Applying to St. John’s was a last minute decision for Alyssa-Rae Hug ’13C. “Most of the schools I applied to were much farther away from home,” says Alyssa-Rae, a 19 year...
Donya Nasser '15C
An Advocate for Women, St. John’s Student Eyes Political Future
Donya Nasser ’15C speaks—and acts—with the certainty of one who discovered her purpose in life early. The government and politics major was recently named to the National Student Advisory Council of the American Association of University Women (AAUW), which promotes equity for women through education and advocacy, and was named one of AAUW’s first U.N. Youth Representatives.
Nasser traces her interest in politics and social justice to when, as a high school student in Florida, she joined Youth in Government, a YMCA-sponsored program allowing high school students to participate in mock legislative sessions. This experience cultivated her interest in political activism, which she has continued to pursue at St. John’s.

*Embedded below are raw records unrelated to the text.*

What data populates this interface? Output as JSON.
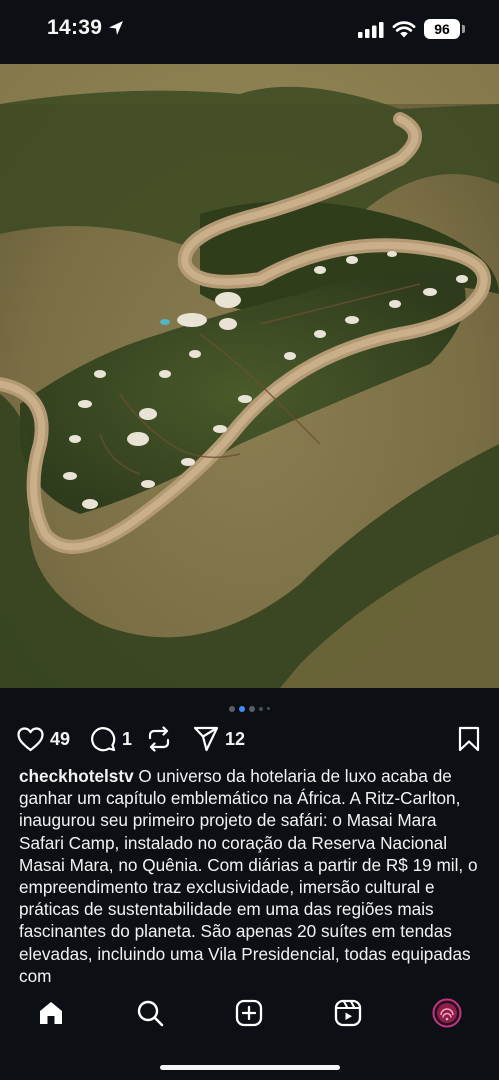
{
  "status": {
    "time": "14:39",
    "battery": "96"
  },
  "post": {
    "dots": 5,
    "active_dot": 1,
    "likes": "49",
    "comments": "1",
    "shares": "12",
    "username": "checkhotelstv",
    "caption": " O universo da hotelaria de luxo acaba de ganhar um capítulo emblemático na África. A Ritz-Carlton,  inaugurou seu primeiro projeto de safári: o Masai Mara Safari Camp, instalado no coração da Reserva Nacional Masai Mara, no Quênia. Com diárias a partir de R$ 19 mil, o empreendimento traz exclusividade, imersão cultural e práticas de sustentabilidade em uma das regiões mais fascinantes do planeta. São apenas 20 suítes em tendas elevadas, incluindo uma Vila Presidencial, todas equipadas com"
  },
  "icons": {
    "location": "location-arrow-icon",
    "like": "heart-icon",
    "comment": "comment-bubble-icon",
    "repost": "repost-icon",
    "share": "paper-plane-icon",
    "save": "bookmark-icon",
    "nav": [
      "home-icon",
      "search-icon",
      "create-icon",
      "reels-icon",
      "profile-avatar"
    ]
  },
  "colors": {
    "background": "#0c1014",
    "active_dot": "#3d8ff5",
    "text": "#f5f5f5",
    "avatar_ring": "#c13584"
  }
}
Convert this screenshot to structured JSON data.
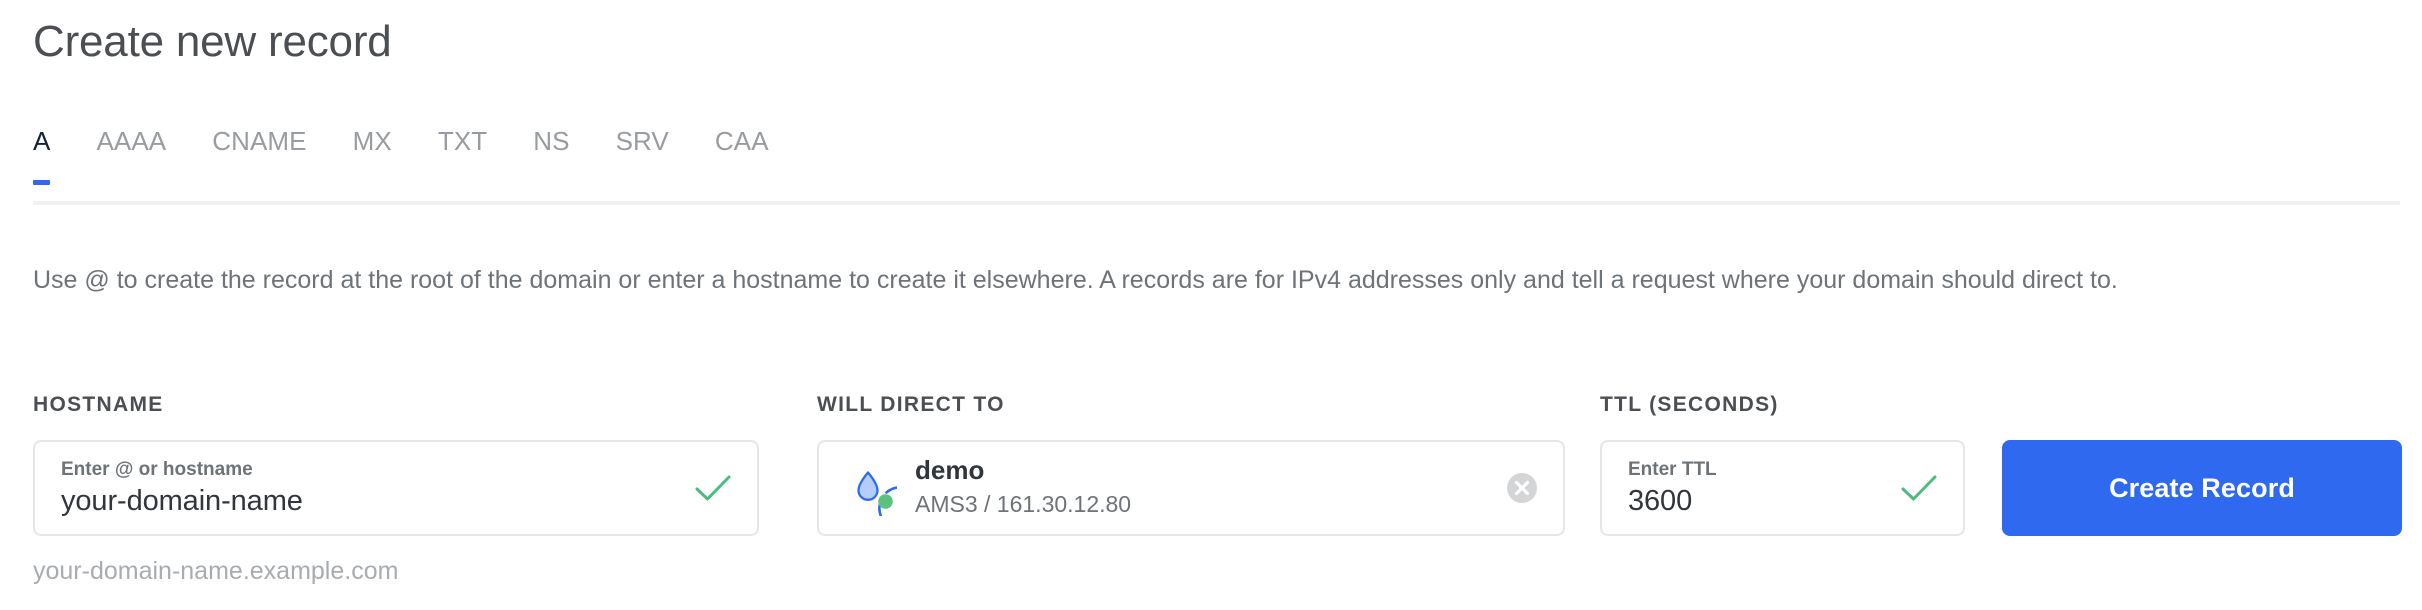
{
  "header": {
    "title": "Create new record"
  },
  "tabs": {
    "active_index": 0,
    "items": [
      {
        "label": "A"
      },
      {
        "label": "AAAA"
      },
      {
        "label": "CNAME"
      },
      {
        "label": "MX"
      },
      {
        "label": "TXT"
      },
      {
        "label": "NS"
      },
      {
        "label": "SRV"
      },
      {
        "label": "CAA"
      }
    ]
  },
  "description": "Use @ to create the record at the root of the domain or enter a hostname to create it elsewhere. A records are for IPv4 addresses only and tell a request where your domain should direct to.",
  "form": {
    "hostname": {
      "label": "HOSTNAME",
      "placeholder": "Enter @ or hostname",
      "value": "your-domain-name",
      "valid_icon": "check-icon",
      "helper_text": "your-domain-name.example.com"
    },
    "will_direct_to": {
      "label": "WILL DIRECT TO",
      "resource_icon": "droplet-icon",
      "resource_name": "demo",
      "resource_meta": "AMS3 / 161.30.12.80",
      "clear_icon": "clear-circle-icon"
    },
    "ttl": {
      "label": "TTL (SECONDS)",
      "placeholder": "Enter TTL",
      "value": "3600",
      "valid_icon": "check-icon"
    },
    "submit": {
      "label": "Create Record"
    }
  },
  "colors": {
    "accent_blue": "#2e69f0",
    "valid_green": "#4cbb7c",
    "status_green": "#5bc27e",
    "droplet_blue": "#2e69f0",
    "droplet_fill": "#b4cdfb",
    "text_muted": "#6e7378",
    "tab_inactive": "#989ca1",
    "tab_active": "#17203a",
    "border": "#e5e6e8"
  }
}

“Donya’s ‘hammer-to-rock’ approach has meant taking rigorous courses in the Honors Program, doing high-caliber research, pursuing challenging internships and service activities, and even establishing her own not-for-profit organization,” said Konrad T. Tuchscherer, Ph.D., associate professor of history.
A first-generation college student, Nasser was named a McNair Scholar this fall and delivered the 2013 inaugural speech that addressed the program’s goal of helping underserved students pursue a graduate education. She also launched the St. John’s chapter of the student-run Roosevelt Institute, which develops initiatives that bring America’s promise of opportunity within reach for all. ”I grew up in a low-income, single-parent household,” said Nasser, “so I’m very aware of the challenges facing those who are less fortunate.”
Nasser‘s mother grew up in Iran, where she was forced into an arranged marriage and was unable to go to college or attain economic independence. “Everything I do derives from my desire to make my mother proud,” Nasser said. “Her sacrifices have given me the freedom to fulfill my potential.”
Her efforts are starting to garner accolades. Watch. Her. Lead., the not-for-profit initiative Nasser founded to encourage women of color to run for office, received national recognition in November, when the New York State chapter of the National Organization for Women (NOW-NYS) presented her with its first Rosalba Polanco Leadership Award. In addition, Cosmopolitan magazine plans to feature Nasser in its March 2014 issue.
Earlier this year, Nasser, who is vice president of the College Democrats of New York, attended the Harvard Kennedy School 2013 Public Policy and Leadership Conference, which provides opportunities for graduate study, fellowships, and careers for underserved students who are interested in the public sector.
At the end of 2013, Nasser will join fellow student leaders for a 10-day trip to Israel, through the Jewish National Fund ”Caravan for Democracy.” “I am excited about seeing Israel up-close, since my family is from the Middle East,” she said. “I want to learn more about the Israeli-Palestine conflict.”
In the future, she intends to return to her home state of Florida, where she hopes to do public policy work before running for state office. “Down the road,” she said, “I’d like to become US Ambassador-at-Large for Global Women’s Issues.”
At St. John’s, Nasser makes sure to reserve time in her demanding schedule to serve the University community by working at the Writing Center, where she helps fellow students improve their writing skills, and as president of Pi Sigma Alpha, the political science honor society.
“Donya is one of the most ambitious students—academically, intellectually, and politically—that I have ever worked with,” said Jennifer Travis, Ph.D., associate professor of English and director of the women’s and gender studies program. “In the future, we will all ‘watch her lead.’”